In case you have been living under a rock (or just aren’t into geeky note taking programs), Obsidian Notes is a brilliant one that works using markdown and is created by you, so that it works with your brain and workflow. I am an absolute addict and have spent way too many hours playing with mine.
It links between ideas for me, allowing those links to appear in my work – the graphic next to this is the lovely image I get when I view my whole library of notes. Each dot is a page, and those with many connections are bigger. One of the blue ones on the right, for example, is my trust page, from which many other ideas or sources link. The other is my link to Contaminated Blood Scandal sources.

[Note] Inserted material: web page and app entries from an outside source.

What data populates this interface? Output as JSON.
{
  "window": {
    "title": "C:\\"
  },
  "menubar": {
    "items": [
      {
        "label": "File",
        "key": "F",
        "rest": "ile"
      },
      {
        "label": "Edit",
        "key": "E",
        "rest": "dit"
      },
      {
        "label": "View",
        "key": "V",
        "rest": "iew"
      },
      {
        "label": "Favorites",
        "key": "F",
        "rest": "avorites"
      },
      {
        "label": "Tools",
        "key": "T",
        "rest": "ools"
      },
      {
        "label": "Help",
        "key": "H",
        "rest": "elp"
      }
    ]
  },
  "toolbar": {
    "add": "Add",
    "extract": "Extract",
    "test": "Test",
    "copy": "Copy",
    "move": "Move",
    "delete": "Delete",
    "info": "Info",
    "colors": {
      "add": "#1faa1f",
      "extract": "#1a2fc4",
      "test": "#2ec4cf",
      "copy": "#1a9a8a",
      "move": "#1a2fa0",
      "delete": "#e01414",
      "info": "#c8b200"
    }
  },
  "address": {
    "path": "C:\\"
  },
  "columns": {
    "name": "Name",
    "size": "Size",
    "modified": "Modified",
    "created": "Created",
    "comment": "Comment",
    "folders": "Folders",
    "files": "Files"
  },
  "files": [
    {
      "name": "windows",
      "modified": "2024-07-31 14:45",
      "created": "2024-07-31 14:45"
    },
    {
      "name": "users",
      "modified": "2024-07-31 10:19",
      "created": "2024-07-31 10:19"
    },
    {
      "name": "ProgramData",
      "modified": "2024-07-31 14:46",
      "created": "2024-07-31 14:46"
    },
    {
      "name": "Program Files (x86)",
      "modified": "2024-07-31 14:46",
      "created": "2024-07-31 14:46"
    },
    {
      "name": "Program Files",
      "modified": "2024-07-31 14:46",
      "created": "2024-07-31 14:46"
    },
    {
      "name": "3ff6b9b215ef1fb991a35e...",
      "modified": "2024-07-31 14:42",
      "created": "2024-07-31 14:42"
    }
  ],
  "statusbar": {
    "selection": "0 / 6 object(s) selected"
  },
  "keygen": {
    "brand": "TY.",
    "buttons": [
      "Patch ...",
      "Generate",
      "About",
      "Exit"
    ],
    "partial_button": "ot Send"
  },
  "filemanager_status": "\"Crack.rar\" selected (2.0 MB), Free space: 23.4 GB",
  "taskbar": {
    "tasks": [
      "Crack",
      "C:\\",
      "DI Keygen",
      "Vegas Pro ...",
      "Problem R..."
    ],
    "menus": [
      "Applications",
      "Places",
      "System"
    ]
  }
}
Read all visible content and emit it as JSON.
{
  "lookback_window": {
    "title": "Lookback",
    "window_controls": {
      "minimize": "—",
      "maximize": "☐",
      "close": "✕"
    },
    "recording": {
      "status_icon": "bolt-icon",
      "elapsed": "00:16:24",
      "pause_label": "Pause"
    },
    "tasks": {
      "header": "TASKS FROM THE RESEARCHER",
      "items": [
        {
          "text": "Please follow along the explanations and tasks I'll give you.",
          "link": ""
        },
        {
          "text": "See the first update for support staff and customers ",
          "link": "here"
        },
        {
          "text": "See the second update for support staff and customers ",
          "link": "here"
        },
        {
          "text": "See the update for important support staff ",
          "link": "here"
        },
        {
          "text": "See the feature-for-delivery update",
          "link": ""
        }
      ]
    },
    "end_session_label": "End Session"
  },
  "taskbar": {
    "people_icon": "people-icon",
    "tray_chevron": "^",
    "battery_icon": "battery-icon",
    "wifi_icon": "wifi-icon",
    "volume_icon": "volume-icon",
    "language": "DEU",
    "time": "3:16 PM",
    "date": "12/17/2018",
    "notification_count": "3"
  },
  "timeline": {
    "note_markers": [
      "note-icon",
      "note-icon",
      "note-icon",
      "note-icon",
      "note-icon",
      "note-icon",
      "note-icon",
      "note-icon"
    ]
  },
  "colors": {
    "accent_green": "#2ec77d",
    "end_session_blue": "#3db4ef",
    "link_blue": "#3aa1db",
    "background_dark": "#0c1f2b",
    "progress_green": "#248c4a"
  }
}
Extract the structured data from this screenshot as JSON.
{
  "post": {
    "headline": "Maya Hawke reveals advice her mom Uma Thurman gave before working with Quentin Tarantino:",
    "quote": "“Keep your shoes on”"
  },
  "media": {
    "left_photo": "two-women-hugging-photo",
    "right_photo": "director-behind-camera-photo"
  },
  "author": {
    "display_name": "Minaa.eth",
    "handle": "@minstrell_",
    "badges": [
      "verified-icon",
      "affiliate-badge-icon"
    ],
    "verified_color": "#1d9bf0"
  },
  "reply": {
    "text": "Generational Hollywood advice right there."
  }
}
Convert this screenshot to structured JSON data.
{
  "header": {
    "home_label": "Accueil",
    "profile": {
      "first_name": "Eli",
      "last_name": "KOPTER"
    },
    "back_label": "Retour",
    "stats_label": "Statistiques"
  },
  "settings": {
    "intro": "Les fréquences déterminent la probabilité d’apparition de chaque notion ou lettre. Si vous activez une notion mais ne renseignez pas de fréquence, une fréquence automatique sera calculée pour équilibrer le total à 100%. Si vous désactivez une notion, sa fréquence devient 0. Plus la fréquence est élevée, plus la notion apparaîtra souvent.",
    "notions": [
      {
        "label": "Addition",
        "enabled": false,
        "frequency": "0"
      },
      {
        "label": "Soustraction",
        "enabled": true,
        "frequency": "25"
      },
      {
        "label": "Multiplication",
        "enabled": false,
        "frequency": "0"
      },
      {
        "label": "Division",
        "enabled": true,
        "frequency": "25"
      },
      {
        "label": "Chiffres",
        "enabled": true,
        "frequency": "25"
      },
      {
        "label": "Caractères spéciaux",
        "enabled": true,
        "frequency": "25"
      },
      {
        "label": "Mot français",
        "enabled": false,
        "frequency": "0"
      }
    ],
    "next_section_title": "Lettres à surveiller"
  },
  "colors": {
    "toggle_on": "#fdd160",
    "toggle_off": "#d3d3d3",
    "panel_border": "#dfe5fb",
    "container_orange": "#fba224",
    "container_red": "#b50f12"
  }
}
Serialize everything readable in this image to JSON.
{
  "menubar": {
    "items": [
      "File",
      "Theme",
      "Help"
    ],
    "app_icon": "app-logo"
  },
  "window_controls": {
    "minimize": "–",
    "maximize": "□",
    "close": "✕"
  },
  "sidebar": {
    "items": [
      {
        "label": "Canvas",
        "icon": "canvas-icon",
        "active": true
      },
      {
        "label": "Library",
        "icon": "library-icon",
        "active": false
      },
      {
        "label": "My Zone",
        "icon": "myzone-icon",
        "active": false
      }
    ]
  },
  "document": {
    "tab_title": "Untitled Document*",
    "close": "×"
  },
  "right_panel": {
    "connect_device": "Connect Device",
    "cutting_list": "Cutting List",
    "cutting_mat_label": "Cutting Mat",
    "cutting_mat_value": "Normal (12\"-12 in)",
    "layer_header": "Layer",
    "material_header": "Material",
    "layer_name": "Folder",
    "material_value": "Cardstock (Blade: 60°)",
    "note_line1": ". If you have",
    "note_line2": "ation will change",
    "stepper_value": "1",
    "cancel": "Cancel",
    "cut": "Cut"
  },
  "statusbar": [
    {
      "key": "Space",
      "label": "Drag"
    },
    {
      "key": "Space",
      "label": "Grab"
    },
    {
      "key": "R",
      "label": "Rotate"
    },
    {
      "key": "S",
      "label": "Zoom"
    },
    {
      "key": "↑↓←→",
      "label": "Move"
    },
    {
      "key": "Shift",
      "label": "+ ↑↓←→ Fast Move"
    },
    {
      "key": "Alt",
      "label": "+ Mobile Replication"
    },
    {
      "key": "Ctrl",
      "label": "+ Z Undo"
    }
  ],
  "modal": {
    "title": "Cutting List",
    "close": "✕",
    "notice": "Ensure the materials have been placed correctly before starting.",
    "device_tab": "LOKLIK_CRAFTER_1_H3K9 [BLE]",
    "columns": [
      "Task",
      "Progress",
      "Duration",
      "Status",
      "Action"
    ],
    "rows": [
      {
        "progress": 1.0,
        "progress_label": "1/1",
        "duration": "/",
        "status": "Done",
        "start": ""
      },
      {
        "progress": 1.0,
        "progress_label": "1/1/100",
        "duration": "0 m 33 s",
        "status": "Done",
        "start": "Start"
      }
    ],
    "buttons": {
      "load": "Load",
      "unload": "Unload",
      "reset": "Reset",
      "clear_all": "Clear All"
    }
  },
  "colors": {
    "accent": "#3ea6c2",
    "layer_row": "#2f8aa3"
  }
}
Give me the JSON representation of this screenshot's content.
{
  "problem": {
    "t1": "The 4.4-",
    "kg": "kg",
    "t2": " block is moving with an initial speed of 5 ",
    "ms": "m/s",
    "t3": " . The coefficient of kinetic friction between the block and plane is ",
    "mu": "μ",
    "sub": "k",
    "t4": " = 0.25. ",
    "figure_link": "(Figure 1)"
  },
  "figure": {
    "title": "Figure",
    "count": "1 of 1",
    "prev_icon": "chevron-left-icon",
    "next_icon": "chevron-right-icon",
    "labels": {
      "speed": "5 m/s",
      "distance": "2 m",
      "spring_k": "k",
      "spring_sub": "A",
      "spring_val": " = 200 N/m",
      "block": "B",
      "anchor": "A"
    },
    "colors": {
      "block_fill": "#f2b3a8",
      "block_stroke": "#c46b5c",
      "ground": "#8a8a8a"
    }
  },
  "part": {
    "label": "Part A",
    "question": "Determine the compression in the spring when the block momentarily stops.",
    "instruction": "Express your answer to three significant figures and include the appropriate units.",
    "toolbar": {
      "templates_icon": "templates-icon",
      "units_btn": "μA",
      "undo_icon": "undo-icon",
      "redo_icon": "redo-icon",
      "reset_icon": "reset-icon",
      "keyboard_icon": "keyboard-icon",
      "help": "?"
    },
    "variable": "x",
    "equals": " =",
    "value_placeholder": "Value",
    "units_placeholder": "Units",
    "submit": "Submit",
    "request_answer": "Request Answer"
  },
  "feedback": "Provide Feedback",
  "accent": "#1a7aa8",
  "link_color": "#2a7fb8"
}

I’ve always been a fan of writing in a modular way, and have used Scrivenor in the past to do that. It let me have only that single section in front of me, which prevents me from going, “ohhh look, the shiny idea, that is interesting, I want to tell someone…” and including a load of irrelevant stuff. It also meant I could move sections around easily for flow.
But I heard Inger and Jason talking about using Obsidian Notes to write academic papers in and store other useful data in for work so I thought I might give it a try (as I do for many of their ideas – if you don’t already, check their podcast out). It was utterly natural and actually much easier to write in.
I started with a single page with the title of the overall document – in this case, my methods paper for my PhD.
Nice and simple – I keep it within my file system, and then create a folder there to keep all of the bits in.
That way, I can see the main file without the massive list of the sections clogging up my visual field or my brain.
Next I think about the headings of the sections – Intro, background, and so on for a traditional paper. Then I can make those pages and add them in, using this command within the main page.
Then go your merry way, write each section to your heart’s content! Once you have got those sections in, it looks a little like this, with a line on the left showing how many pages deep you are. In some cases I have page after page embedded into each other and then into my main page.
But you are going to need to export this, and likely into word. This is frankly a bit of a pain – I export to pdf and from there, I export to word. I have to go through and remove all of those red lines on the left which can be a real pain…
I use endnote for my referencing and it doesn’t have any plugins for this, as is traditional, so I just copy the reference and stick it in, updating once I am in the word document.
I hope that helps someone on their journey!